If you plateau, and samsaric mind cannot avoid this, things get boring and dull, your motivation suffers and maybe you don't feel like practicing for few months or years until you realise that the suffering is still there. One of the reasons why I teach dynamic practices is that they completely pierce through the ten karmic bhumis, like a space ship takes off with enormous power to make it past Earth's gravitational pull. The gravitational pull of samsaric tendencies is there all the time, from morning til night, which is why I tell y students to keep punching it, whether they do DC or PDC, aloud or silently. You need to keep pushing through the atmosphere to have your buddhanature recognised, so that you can practice vipashyana in the most effective manner. It's all about the two modes but if you loose the first mode, your practice becomes a pancake.

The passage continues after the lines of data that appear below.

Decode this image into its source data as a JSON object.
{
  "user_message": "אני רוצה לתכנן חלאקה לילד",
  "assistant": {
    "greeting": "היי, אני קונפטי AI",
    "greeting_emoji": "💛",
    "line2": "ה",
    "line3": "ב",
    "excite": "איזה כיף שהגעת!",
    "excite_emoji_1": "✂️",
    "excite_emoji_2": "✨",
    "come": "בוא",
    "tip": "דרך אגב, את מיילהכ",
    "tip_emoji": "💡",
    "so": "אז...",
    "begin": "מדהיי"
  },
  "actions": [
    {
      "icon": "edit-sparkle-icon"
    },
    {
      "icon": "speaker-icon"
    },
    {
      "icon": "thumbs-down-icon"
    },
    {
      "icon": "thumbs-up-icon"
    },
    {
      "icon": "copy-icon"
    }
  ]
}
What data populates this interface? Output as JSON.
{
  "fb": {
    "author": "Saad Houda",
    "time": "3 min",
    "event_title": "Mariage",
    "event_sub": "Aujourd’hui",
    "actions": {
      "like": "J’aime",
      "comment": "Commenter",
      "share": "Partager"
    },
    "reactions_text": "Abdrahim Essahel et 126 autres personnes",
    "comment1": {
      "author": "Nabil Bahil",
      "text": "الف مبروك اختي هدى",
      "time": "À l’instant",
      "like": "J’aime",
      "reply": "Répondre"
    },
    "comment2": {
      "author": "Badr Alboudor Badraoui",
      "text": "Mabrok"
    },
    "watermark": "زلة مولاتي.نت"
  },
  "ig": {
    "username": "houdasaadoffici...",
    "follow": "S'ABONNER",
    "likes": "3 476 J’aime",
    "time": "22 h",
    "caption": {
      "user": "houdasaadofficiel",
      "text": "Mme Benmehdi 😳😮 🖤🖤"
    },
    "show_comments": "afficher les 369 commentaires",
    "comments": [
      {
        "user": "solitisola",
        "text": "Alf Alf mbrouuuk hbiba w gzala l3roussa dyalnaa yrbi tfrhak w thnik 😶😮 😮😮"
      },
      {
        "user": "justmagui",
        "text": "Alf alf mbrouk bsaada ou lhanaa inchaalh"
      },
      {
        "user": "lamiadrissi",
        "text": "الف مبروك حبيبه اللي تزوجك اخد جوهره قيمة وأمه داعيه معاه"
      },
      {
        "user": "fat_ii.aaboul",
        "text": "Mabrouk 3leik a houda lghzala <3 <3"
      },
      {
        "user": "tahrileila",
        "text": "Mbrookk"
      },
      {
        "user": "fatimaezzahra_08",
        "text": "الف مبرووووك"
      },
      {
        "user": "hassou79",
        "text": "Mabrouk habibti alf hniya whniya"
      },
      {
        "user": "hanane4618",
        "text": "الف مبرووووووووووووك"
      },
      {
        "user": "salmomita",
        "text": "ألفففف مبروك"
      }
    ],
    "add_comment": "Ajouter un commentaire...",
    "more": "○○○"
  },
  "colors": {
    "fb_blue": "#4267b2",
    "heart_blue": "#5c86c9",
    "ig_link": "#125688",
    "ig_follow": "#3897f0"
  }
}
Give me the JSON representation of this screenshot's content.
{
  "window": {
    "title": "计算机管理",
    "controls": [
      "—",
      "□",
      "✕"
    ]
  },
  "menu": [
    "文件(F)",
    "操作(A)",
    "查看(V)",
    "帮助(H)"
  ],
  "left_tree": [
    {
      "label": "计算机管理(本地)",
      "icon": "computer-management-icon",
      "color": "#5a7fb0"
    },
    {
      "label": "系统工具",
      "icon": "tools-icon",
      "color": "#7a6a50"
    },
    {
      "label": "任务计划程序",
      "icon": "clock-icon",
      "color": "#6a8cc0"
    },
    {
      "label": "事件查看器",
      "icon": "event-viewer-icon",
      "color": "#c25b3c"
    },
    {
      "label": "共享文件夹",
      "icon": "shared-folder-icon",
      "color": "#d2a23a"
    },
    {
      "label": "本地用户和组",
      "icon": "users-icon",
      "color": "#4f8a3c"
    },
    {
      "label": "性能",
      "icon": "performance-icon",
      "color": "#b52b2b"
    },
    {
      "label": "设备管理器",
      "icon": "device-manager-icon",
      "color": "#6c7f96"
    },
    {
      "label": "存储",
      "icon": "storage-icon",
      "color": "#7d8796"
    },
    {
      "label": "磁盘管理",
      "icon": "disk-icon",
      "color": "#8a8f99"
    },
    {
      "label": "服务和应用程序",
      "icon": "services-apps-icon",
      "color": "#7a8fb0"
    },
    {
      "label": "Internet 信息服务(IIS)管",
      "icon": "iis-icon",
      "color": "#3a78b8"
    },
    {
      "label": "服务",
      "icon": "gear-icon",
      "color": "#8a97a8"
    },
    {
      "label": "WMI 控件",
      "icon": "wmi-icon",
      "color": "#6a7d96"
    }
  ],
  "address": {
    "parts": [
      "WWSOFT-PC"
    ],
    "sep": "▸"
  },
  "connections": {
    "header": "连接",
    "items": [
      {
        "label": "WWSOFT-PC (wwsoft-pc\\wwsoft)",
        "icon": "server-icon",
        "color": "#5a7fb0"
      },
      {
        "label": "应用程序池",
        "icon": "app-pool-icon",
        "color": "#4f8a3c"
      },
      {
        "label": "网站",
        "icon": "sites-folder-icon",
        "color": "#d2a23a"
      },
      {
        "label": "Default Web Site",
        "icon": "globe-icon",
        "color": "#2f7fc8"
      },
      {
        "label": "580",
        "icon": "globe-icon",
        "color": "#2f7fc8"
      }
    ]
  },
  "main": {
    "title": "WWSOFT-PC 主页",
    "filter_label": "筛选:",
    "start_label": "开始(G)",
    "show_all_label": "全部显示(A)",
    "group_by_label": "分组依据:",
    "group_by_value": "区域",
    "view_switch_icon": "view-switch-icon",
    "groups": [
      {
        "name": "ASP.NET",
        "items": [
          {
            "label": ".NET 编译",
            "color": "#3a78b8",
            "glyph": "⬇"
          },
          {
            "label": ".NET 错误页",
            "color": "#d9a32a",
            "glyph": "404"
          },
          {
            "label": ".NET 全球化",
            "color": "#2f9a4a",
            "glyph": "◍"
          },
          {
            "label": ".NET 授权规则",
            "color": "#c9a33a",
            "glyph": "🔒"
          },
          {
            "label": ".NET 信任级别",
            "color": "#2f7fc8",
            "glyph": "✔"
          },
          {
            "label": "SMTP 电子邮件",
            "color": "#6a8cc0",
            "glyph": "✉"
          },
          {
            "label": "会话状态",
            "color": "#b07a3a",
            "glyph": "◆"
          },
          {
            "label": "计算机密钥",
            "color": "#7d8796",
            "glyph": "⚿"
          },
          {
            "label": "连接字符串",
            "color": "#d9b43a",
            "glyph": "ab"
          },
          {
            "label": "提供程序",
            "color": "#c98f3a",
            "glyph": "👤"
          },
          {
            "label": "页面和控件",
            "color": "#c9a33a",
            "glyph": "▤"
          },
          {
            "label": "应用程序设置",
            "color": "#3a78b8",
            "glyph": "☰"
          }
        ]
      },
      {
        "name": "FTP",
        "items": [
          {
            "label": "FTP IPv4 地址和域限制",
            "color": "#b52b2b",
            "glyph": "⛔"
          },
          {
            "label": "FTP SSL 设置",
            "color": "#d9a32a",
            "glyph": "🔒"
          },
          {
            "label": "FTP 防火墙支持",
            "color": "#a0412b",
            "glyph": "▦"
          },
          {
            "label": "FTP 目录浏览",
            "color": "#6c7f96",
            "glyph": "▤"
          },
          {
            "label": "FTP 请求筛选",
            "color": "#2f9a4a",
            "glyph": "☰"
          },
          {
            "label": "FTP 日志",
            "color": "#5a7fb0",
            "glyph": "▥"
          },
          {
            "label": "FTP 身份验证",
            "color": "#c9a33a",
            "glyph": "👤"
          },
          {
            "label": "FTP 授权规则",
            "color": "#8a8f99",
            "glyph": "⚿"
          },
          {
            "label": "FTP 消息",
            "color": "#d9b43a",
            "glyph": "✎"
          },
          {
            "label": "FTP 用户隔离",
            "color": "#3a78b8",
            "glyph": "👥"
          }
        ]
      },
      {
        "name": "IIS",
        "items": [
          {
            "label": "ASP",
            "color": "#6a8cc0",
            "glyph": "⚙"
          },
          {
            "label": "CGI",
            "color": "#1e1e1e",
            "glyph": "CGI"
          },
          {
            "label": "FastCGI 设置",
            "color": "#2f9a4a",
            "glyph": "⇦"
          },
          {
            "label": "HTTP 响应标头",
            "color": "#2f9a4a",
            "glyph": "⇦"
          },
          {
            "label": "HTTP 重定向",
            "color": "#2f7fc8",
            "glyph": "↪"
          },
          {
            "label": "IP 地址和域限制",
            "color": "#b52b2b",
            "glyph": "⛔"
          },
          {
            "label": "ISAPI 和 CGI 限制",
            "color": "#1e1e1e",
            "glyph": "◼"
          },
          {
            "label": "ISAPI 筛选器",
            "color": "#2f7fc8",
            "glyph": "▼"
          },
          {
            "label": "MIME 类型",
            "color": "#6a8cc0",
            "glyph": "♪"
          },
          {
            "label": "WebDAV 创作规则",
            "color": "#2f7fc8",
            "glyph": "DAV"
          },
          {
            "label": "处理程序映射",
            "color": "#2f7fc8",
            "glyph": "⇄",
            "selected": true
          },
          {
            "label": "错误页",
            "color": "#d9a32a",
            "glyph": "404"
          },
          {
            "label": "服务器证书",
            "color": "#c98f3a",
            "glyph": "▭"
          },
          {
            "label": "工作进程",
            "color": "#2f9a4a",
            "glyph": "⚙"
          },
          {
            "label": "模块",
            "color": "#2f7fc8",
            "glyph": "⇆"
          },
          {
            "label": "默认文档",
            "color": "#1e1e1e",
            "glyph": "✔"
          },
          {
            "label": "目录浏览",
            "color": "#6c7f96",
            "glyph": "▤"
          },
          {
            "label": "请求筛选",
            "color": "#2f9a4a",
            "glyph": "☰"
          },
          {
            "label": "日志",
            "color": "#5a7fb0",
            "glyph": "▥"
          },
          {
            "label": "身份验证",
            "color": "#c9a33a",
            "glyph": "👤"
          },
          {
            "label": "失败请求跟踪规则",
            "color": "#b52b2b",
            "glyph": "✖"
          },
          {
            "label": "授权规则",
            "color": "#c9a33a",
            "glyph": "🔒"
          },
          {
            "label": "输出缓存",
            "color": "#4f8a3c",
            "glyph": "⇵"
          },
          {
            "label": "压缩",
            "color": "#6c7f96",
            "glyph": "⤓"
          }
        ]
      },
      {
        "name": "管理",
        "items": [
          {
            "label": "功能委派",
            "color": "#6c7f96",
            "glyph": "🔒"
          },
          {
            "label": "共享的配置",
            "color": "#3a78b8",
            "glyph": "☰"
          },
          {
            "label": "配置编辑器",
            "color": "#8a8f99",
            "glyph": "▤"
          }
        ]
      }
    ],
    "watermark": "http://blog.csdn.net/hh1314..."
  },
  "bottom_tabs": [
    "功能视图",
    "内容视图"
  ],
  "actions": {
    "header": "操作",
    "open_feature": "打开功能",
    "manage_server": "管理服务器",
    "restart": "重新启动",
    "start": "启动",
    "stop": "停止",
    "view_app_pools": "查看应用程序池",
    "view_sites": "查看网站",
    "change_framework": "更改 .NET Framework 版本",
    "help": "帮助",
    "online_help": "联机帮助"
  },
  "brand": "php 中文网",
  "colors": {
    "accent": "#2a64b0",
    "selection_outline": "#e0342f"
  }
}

Sit as much as you can and study these things through your own experience. Don't rely on anyone elses sayings or experience. It is you and not others whose mind your purifying, and it is entirely up to you whether or not you see this to an end or not. We have buddhas in our sangha, so the method is now tested.

So, anyway, I was talking about mantras in PDC/VB. As long as you have recognition of empty and joyful buddhanature, you already have mantras. If you loose recognition and get distracted or tangled up in emotional reactions, you use mantras to re-establish. That's it, nothing mystical. So, when you understand this, you can take liberties with mantras as well.

Here, I have described the practice of PDC and VB from the perspective of the three bodies: physical, energetic and mind.

May all beings be free, happy, healthy and prosperous,

- Kim, 2.9.2021